 This recipe makes 2 cups of chocolate milk mixture, depending on the shape and size of your mold will depend on how many you get. This recipe is super easy to halve or double to suit your moulds.

• 1 cup milk
• 150ml cream
• 100 g chocolate – white, milk or dark, finely chopped

1. Combine the milk and cream in a saucepan over a medium heat and just bring to a simmer. 
2. Remove from the heat and whisk in the chocolate until it has melted. Add the liqueur or sugar if you are using at this stage.
3. Chill the milk and chocolate mixture. Just before pouring into the molds whisk the mixture well and then pour into ice pop molds. Freeze for 4 hours or overnight.

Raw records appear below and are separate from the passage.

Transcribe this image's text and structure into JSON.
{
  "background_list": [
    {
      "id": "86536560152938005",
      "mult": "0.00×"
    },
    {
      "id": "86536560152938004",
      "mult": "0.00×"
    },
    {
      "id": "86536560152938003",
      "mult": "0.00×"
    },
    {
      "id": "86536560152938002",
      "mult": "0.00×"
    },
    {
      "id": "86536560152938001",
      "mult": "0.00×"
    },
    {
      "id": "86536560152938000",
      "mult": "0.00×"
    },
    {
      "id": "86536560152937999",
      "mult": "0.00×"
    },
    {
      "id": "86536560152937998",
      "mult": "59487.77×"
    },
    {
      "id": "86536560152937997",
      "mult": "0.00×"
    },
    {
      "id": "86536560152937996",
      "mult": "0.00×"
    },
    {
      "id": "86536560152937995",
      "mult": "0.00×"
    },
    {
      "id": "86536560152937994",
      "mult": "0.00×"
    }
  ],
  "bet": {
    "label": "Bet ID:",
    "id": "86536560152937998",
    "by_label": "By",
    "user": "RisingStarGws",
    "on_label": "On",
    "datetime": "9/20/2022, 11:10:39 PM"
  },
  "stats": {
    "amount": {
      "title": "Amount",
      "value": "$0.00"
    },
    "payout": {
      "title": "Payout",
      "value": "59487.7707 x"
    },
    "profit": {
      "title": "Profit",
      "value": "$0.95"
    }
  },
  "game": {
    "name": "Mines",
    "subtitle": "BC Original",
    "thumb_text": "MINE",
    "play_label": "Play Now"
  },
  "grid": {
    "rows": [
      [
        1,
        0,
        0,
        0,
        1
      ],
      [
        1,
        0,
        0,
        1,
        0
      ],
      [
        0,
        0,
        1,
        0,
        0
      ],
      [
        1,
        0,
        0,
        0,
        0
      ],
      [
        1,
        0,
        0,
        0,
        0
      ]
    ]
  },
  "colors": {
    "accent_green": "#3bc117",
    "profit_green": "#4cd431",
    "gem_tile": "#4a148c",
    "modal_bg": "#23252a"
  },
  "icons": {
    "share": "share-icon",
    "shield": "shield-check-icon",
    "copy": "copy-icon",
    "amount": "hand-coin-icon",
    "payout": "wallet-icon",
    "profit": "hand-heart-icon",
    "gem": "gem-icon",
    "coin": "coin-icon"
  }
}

food dept fact: These can be made with white, milk or dark chocolate. If they’re for adults try adding a tablespoon of your favourite liqueur – coconut liqueur with the white chocolate, Cointreau with the dark to make a jaffa flavour and try a coffee liqueur with milk chocolate for mocha ice pops. If you use a bitter sweet dark chocolate you may find the ice pops are not sweet enough, add a tablespoon of brown sugar to the warm milk and cream to sweeten things up. These milk pops can also be half dipped in melted chocolate for a fun variation.